Calgary speed skater Gilmore Junio was never called to a podium in Sochi, but still became a household name to Canadians during the Olympics. Ahead of the 1,000-metre long-track race, Mr. Junio was asked by his coach to step aside and give teammate Denny Morrison his spot since Mr. Morrison stood a better chance of winning a medal. He did, and Mr. Morrison indeed brought home a silver for Canada.
Now Toronto design firm Jacknife wants to give Mr. Junio a medal of his own – even if it’s not emblazoned with the Olympic rings. Jacknife is tapping Canadians through crowdfunding site Indiegogo to turn their digital prototype into the real deal (they hope to raise $7,000 to cover the cost of materials, manufacturing, perks for donors and bringing Mr. Junio to Toronto to receive the medal).
Reached in Calgary two days after returning from Russia, Mr. Junio said the reaction he’s received from Canadians has been “super flattering.” He learned of the medal project online: Mr. Morrison retweeted a Jacknife tweet about it. “It’s humbling to hear that people are going out of their way to do something for me,” he said.
Mikey Richardson and Mike Kelar, partners at Jacknife, and project manager Michelle Hotchin explained why Mr. Junio’s “selfless act” compelled them to create a medal for the Olympian.
On rewarding a “Canadian” act:
Richardson: We’re getting medals and we’re really high up on the charts but also doing amazing acts of kindness. You’d typically think the country that’s winning lots of events is also somehow underhanded and really aggressive and selfish, and those are a lot of things that come along with being at the top of the podium. Whereas we’re saying that as a country, we can be kind and friendly and have a good time and also be winning.
On Mr. Junio’s coach asking him to give his spot to his teammate:
Kelar: I would think these conversations happen all the time with coaches on every team and on every level. Obviously I wasn’t in the room so I don’t know how that was asked but from what I’ve read it sounded like him giving this up was perhaps something he was thinking about earlier. I don’t think it was out of the blue and it was a shock and they were forcing him. I think it was a discussion that happened and he wasn’t forced to do it.
On the inspiration for the medal’s design:

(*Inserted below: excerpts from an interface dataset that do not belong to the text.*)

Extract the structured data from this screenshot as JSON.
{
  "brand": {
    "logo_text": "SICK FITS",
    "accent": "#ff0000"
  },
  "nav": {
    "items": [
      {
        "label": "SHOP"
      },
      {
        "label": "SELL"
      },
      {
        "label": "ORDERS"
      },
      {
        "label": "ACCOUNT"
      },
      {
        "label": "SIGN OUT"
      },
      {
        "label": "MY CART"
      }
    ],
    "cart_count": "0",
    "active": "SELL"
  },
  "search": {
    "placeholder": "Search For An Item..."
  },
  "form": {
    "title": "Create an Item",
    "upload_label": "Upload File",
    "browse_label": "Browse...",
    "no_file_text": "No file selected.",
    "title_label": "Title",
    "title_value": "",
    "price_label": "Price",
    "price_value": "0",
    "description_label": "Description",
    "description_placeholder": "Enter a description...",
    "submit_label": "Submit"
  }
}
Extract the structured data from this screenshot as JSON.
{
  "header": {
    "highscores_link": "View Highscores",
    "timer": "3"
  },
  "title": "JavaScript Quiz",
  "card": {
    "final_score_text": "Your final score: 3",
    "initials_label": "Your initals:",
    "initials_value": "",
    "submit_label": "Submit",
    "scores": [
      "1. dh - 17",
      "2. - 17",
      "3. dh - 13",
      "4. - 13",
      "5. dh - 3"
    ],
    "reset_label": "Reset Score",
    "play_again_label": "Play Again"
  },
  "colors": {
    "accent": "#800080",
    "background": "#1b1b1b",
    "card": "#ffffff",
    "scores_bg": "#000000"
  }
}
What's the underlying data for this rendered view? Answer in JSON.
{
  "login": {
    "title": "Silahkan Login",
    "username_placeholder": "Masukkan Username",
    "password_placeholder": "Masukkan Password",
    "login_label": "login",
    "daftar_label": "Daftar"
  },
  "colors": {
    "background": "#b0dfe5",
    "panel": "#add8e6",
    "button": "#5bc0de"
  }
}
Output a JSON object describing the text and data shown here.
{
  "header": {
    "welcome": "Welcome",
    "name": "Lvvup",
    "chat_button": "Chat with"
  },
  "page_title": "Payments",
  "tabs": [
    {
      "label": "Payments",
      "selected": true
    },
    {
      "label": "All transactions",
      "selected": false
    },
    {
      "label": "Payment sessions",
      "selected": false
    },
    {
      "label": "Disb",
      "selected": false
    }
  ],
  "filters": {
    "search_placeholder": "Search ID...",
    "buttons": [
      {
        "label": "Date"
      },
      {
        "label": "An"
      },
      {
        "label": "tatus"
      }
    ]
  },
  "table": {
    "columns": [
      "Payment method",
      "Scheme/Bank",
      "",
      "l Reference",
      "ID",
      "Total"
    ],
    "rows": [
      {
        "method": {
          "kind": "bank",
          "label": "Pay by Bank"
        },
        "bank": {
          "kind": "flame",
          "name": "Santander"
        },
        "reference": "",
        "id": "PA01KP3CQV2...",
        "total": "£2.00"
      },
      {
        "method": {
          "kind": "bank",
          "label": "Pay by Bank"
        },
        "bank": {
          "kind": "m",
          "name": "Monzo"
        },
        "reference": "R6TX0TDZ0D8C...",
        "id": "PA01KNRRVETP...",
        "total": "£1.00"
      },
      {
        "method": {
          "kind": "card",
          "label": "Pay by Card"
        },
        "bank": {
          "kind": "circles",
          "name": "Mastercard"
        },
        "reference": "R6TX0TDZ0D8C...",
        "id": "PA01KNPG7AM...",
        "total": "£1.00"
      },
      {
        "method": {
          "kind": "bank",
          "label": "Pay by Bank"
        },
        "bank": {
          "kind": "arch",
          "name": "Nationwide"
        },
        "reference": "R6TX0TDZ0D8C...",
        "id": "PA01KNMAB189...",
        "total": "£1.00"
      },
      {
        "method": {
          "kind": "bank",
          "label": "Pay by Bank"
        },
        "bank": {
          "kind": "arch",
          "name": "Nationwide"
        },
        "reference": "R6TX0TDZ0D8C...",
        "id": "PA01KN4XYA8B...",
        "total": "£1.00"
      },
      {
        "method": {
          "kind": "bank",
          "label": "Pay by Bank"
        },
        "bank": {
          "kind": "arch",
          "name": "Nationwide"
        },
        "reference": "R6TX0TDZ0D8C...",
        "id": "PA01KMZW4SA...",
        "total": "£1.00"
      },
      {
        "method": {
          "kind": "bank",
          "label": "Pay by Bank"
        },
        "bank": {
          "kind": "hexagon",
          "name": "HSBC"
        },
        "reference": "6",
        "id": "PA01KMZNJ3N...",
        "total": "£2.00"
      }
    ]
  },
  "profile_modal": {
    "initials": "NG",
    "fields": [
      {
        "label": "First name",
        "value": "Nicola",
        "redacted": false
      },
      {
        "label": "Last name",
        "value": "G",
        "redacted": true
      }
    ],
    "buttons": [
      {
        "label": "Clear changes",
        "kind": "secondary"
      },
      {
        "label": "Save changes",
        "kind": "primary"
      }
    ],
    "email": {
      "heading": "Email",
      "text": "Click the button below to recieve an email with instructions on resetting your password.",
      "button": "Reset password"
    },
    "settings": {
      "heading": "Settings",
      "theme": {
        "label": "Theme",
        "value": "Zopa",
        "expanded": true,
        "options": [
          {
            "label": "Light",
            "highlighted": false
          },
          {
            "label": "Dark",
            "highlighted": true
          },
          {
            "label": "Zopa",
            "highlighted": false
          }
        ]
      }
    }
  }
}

Kelar: It was definitely a group effort and it was kind of very guerrilla: fast and furious. There’s a lot of research that goes on. We start collecting what ‘Canadian’ represents: anything from paintings to historical things to colour. A couple designers started developing the form of what it looks like, what are the materials that would be used. And we have to think about, What does this go into? We don’t want to make a nice medal and throw it into a shopping bag and send it to him, right?
Richardson: We knew that it would be great to get him a gold medal but we wanted it to have a bit of a story. We thought gold is what he was ultimately striving for in his athletic career, Denny Morrison’s silver, and we chose maple as representing the people of Canada. We’re going to do a red leather strap because that’s so Canadian and we wanted a natural material for that. And then it’ll be housed in a wooden box.
Obviously people are donating on Indiegogo but other people have reached out in different capacities. ‘Can we donate gold? Would you guys melt down old jewelery that people donated?’ We like the idea of bringing in raw materials and also precious materials and the combination of those two sum up what Canada’s about: both the diversity of our landscape and our people.
On delivering the medal:
Hotchin: That’s a work in progress. We’re reaching out to local speed skating clubs in Toronto, we’re connecting with Speed Skating Canada, we’re trying to go to the community that he’s a part of. We think it’s important for there to be a bit of pomp and ceremony around giving him the medal. We’re not going to FedEx it. We’re hoping to bring Gil here and we don’t want him to have to travel alone. We talked all about his 12 family members that went to Russia so we’d like to bring him and at least one family member here to receive it.
This interview has been condensed and editedReport Typo/Error